• WHAT IS REQUIRED: From the entries that follow, pick out all lines holding "Example".
BEGIN INPUT DATA
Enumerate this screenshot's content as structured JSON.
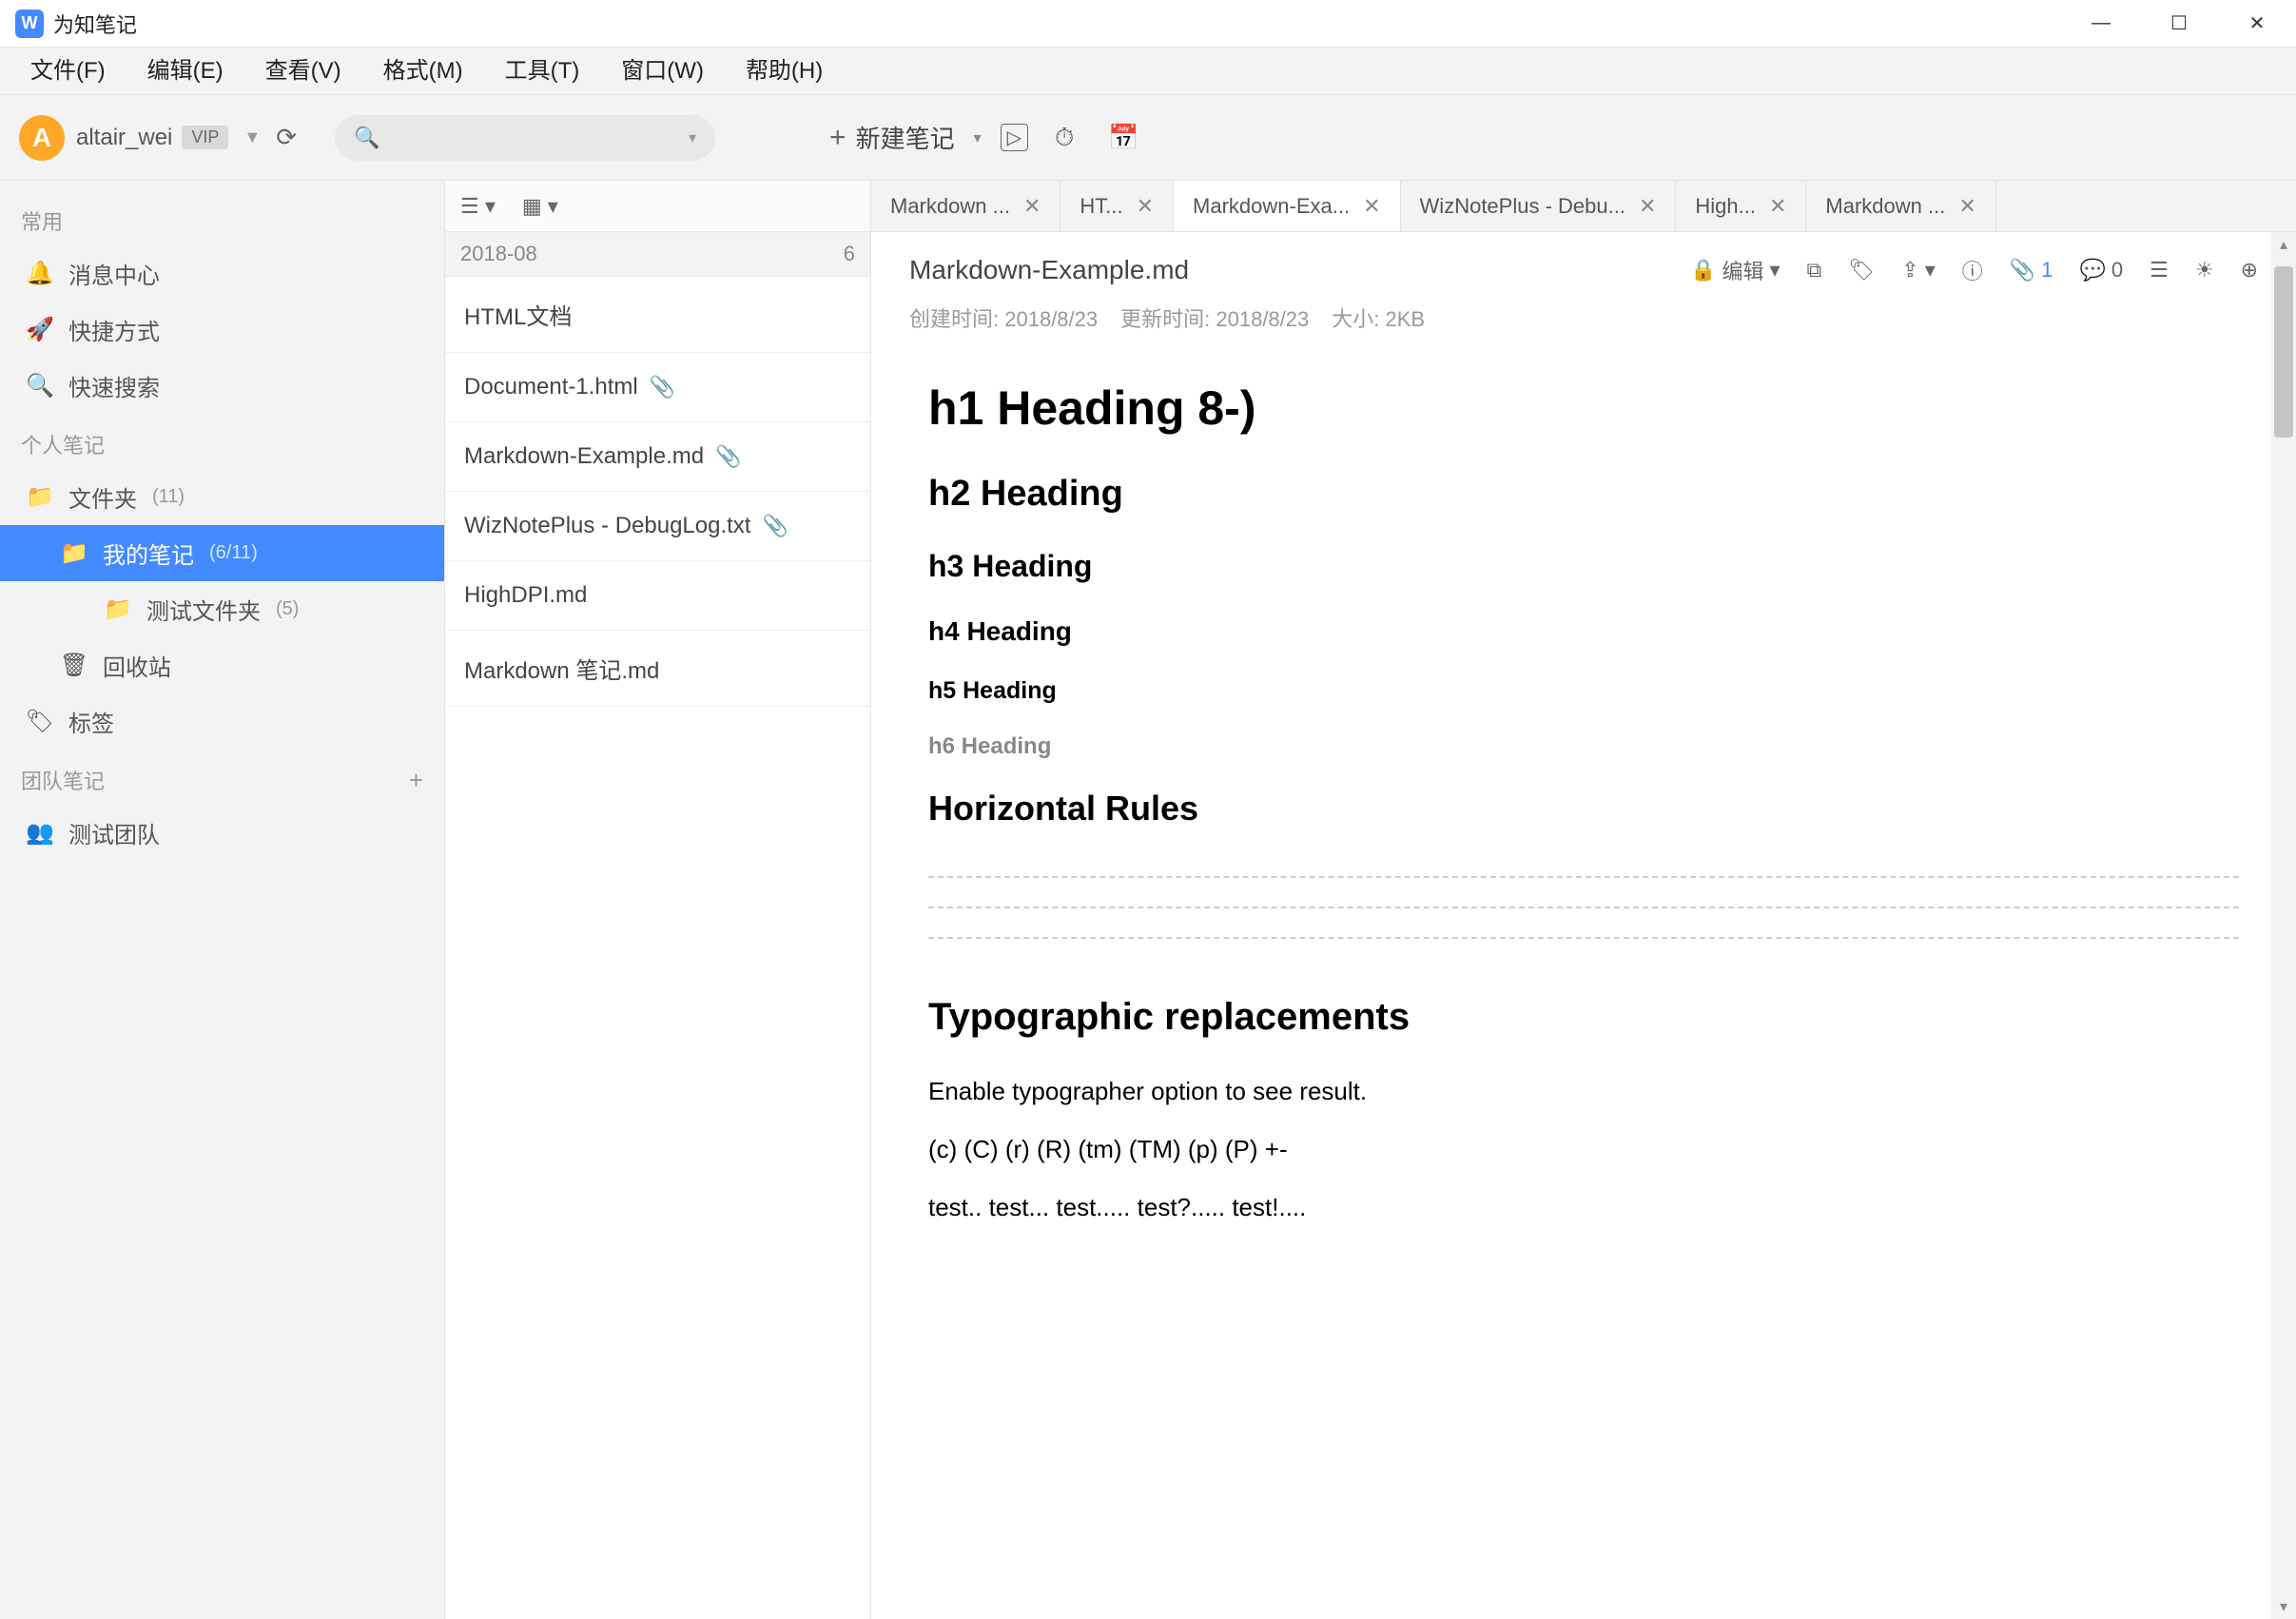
{
  "window": {
    "title": "为知笔记"
  },
  "menubar": [
    "文件(F)",
    "编辑(E)",
    "查看(V)",
    "格式(M)",
    "工具(T)",
    "窗口(W)",
    "帮助(H)"
  ],
  "user": {
    "initial": "A",
    "name": "altair_wei",
    "badge": "VIP"
  },
  "newnote_label": "新建笔记",
  "sidebar": {
    "common_label": "常用",
    "common_items": [
      "消息中心",
      "快捷方式",
      "快速搜索"
    ],
    "personal_label": "个人笔记",
    "folder_root": {
      "label": "文件夹",
      "count": "(11)"
    },
    "folder_mynotes": {
      "label": "我的笔记",
      "count": "(6/11)"
    },
    "folder_test": {
      "label": "测试文件夹",
      "count": "(5)"
    },
    "recycle": "回收站",
    "tags": "标签",
    "team_label": "团队笔记",
    "team_item": "测试团队"
  },
  "notelist": {
    "group_date": "2018-08",
    "group_count": "6",
    "items": [
      {
        "title": "HTML文档",
        "clip": false
      },
      {
        "title": "Document-1.html",
        "clip": true
      },
      {
        "title": "Markdown-Example.md",
        "clip": true
      },
      {
        "title": "WizNotePlus - DebugLog.txt",
        "clip": true
      },
      {
        "title": "HighDPI.md",
        "clip": false
      },
      {
        "title": "Markdown 笔记.md",
        "clip": false
      }
    ]
  },
  "tabs": [
    {
      "label": "Markdown ...",
      "active": false
    },
    {
      "label": "HT...",
      "active": false
    },
    {
      "label": "Markdown-Exa...",
      "active": true
    },
    {
      "label": "WizNotePlus - Debu...",
      "active": false
    },
    {
      "label": "High...",
      "active": false
    },
    {
      "label": "Markdown ...",
      "active": false
    }
  ],
  "doc": {
    "title": "Markdown-Example.md",
    "edit_label": "编辑",
    "attach_count": "1",
    "comment_count": "0",
    "created_label": "创建时间:",
    "created_value": "2018/8/23",
    "updated_label": "更新时间:",
    "updated_value": "2018/8/23",
    "size_label": "大小:",
    "size_value": "2KB",
    "h1": "h1 Heading 8-)",
    "h2": "h2 Heading",
    "h3": "h3 Heading",
    "h4": "h4 Heading",
    "h5": "h5 Heading",
    "h6": "h6 Heading",
    "hr_title": "Horizontal Rules",
    "typo_title": "Typographic replacements",
    "typo_p1": "Enable typographer option to see result.",
    "typo_p2": "(c) (C) (r) (R) (tm) (TM) (p) (P) +-",
    "typo_p3": "test.. test... test..... test?..... test!...."
  }
}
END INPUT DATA
• TASK OUTPUT:
        "title": "Markdown-Example.md",
    "title": "Markdown-Example.md",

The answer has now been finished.